To use this feature, there are two options:

  1. To specify an agent on the command line when a JVM is launched.
  2. To configure the application the JVM will use it after JVM is launched.

The pure AspectJ uses the first option. You need to specify the agent on the command line to start JVM.

The Spring support for AspectJ adds the second option so you can weave the Aspects when the class is loaded into JVM. This enables the applicaiton to do AspectJ on the classloader level.

An Example

Below is an example in to create an AOP class in a Spring boot application. It will set customized information when a database connection is created in Oracle.

To use this class, add the following dependency to the pom.xml file:

The AOP class is below.
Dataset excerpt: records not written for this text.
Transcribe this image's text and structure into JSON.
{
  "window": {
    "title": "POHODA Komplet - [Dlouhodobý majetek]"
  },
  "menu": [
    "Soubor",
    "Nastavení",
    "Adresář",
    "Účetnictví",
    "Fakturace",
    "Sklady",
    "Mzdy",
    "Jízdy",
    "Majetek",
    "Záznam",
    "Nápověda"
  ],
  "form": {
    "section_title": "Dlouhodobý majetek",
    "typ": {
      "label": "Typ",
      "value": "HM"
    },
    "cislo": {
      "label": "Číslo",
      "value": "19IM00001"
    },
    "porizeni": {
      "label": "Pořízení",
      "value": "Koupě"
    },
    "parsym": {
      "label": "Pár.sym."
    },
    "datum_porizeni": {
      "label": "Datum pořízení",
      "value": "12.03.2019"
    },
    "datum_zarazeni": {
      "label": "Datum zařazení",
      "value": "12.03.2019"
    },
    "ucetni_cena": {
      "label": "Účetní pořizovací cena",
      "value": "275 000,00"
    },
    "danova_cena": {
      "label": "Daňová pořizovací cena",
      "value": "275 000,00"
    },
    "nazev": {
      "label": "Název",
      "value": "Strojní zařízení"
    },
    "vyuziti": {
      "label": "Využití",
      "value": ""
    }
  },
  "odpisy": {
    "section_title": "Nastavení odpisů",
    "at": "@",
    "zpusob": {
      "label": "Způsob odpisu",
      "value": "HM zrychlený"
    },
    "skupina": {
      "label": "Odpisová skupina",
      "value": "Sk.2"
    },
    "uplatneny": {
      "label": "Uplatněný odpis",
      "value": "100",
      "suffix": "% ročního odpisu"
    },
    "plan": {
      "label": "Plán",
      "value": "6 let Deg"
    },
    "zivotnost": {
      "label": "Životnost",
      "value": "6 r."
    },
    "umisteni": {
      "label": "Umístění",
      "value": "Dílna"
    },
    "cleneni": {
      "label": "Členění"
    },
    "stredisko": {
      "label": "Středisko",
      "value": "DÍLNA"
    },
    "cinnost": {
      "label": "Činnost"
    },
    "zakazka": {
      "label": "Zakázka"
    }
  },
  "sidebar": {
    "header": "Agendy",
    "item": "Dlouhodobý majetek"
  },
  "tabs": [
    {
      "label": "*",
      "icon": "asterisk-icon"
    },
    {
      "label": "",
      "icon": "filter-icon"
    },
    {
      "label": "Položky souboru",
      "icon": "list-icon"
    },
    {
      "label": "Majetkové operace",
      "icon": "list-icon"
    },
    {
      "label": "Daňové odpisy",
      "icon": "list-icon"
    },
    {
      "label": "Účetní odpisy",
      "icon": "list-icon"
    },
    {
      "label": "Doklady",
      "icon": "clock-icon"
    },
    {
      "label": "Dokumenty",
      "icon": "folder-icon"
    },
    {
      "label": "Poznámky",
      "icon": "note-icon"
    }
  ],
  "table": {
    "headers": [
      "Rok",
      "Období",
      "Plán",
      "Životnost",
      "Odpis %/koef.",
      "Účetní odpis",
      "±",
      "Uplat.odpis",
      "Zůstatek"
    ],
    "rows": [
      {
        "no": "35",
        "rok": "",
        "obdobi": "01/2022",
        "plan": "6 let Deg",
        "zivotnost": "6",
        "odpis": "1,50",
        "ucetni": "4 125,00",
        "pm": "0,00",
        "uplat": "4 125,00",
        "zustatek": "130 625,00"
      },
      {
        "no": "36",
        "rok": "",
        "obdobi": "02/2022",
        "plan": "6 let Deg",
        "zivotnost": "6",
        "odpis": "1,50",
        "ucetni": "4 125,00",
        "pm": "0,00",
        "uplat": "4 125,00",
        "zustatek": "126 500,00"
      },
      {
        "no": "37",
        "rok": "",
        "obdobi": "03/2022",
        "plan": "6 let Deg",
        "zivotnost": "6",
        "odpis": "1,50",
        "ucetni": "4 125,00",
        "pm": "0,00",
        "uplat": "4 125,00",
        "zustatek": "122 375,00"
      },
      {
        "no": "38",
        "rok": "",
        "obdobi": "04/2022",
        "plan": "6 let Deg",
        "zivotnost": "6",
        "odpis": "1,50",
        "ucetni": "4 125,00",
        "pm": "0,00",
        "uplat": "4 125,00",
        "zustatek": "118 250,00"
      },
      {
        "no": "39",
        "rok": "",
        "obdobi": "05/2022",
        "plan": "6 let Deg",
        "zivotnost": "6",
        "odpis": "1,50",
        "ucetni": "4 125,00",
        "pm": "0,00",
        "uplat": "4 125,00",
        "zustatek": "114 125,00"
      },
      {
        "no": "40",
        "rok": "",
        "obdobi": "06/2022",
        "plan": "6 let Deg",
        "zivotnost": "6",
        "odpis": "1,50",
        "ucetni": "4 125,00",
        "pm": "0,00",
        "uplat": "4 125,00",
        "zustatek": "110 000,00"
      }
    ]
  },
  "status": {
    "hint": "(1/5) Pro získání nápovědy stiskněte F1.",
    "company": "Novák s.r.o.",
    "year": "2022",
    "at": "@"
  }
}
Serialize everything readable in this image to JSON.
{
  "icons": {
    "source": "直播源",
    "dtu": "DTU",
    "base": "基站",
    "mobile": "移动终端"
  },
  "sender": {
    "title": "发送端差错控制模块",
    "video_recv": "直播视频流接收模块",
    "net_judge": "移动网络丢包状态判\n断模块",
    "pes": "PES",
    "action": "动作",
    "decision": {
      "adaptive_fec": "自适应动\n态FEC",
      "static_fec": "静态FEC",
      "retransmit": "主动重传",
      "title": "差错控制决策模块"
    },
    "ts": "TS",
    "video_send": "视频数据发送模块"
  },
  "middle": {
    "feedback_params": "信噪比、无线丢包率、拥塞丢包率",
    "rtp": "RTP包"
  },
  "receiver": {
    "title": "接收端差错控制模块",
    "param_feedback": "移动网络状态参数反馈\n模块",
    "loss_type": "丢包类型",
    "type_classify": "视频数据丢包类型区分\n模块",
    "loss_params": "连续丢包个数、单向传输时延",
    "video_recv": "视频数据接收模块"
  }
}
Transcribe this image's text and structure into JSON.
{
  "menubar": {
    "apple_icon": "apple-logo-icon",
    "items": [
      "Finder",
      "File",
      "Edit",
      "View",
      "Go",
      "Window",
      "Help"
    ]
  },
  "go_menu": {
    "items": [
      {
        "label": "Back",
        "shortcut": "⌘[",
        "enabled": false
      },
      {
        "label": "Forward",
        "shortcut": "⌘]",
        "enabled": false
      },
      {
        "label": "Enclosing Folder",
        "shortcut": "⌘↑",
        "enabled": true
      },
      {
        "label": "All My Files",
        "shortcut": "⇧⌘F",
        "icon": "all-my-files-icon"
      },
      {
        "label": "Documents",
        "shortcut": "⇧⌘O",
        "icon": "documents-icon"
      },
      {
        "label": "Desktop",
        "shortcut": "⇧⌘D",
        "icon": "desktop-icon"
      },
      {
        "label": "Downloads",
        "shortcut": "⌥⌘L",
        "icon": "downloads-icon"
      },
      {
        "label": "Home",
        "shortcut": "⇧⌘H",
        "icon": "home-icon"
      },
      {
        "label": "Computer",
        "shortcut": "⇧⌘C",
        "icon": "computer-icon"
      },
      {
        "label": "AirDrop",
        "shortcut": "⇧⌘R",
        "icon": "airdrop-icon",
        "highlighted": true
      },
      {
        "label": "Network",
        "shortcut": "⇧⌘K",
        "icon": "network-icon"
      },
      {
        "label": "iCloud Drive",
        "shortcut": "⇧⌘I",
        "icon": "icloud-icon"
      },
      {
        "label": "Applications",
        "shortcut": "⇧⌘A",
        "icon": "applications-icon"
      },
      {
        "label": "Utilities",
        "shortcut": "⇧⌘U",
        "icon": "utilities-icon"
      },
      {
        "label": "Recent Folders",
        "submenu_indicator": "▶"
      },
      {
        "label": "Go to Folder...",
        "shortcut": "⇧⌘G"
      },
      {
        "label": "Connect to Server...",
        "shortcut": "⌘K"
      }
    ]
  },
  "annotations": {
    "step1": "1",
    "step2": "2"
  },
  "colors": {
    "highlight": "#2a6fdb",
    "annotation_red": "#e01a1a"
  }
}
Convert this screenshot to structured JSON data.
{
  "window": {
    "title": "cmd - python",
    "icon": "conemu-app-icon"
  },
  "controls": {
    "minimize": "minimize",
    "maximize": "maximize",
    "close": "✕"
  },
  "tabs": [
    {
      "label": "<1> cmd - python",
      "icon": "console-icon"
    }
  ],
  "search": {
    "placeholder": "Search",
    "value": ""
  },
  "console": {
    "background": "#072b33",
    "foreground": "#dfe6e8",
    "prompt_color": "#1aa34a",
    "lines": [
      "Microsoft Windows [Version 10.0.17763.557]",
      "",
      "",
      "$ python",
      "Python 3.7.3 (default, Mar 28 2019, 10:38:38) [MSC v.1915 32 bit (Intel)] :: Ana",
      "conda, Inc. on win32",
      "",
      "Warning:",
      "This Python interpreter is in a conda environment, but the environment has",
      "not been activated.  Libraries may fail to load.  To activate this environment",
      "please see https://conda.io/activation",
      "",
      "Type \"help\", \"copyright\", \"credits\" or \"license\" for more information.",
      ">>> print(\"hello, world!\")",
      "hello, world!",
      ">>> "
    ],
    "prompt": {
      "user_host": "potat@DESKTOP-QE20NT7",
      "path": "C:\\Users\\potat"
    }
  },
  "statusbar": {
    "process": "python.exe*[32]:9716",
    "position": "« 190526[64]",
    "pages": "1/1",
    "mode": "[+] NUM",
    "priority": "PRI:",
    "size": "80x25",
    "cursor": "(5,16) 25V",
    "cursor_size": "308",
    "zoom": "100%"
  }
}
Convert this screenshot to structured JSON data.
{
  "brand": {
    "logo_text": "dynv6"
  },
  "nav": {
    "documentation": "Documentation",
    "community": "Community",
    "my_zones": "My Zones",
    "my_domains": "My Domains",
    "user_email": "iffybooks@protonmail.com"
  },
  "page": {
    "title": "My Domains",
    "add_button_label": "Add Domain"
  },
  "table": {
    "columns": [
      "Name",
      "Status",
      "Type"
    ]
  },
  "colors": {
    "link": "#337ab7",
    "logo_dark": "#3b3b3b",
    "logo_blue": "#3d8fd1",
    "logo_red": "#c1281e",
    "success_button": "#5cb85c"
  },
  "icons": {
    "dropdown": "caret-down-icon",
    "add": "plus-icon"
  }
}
It uses pure annotation.

import java.sql.CallableStatement;
import java.sql.Connection;
import java.sql.SQLException;

import org.aspectj.lang.JoinPoint;
import org.aspectj.lang.annotation.AfterReturning;
import org.aspectj.lang.annotation.Aspect;
import org.slf4j.Logger;
import org.slf4j.LoggerFactory;
import org.springframework.context.annotation.Configuration;

public class ClientIdentifierConnectionPreparer {

	private static final Logger LOGGER = LoggerFactory.getLogger(ClientIdentifierConnectionPreparer.class);

	private static String CLIENT_IDENTIFIER = "-MyApplication-";
	private static String CLASS_NAME = "ClientIdentifierConnectionPreparer.CLASS";
	private static String METHOD_NAME = "afterGetConnection(JoinPoint joinPoint, Object result)";

	@AfterReturning(value = "execution(java.sql.Connection javax.sql.DataSource.getConnection(..))", returning = "result")
	public void afterGetConnection(JoinPoint joinPoint, Object result) throws SQLException {
		Connection connection = (Connection) result;
		String prepSql = "{ call DBMS_SESSION.SET_IDENTIFIER(?) }";
		try (CallableStatement cs = connection.prepareCall(prepSql)) {
			cs.setString(1, CLIENT_IDENTIFIER);

		prepSql = "{ call DBMS_APPLICATION_INFO.SET_ACTION(?)}";
		try (CallableStatement cs = connection.prepareCall(prepSql)) {
			cs.setString(1, METHOD_NAME);

		try (CallableStatement cs = connection.prepareCall(prepSql)) {
			cs.setString(1, CLASS_NAME);

When there is a connection created, you can use the following query on Oracle to see the session with the specified client identifier.
  select * from v$session where client_identifier = '-MyApplication-'

The following query can show the actual queries used in the session.

    trim(sql_text) sql_txt
from dual
    join v$session se
        on client_identifier = '-MyApplication-'
    join v$open_cursor oc
        on oc.sql_id = se.prev_sql_id and oc.sid = se.sid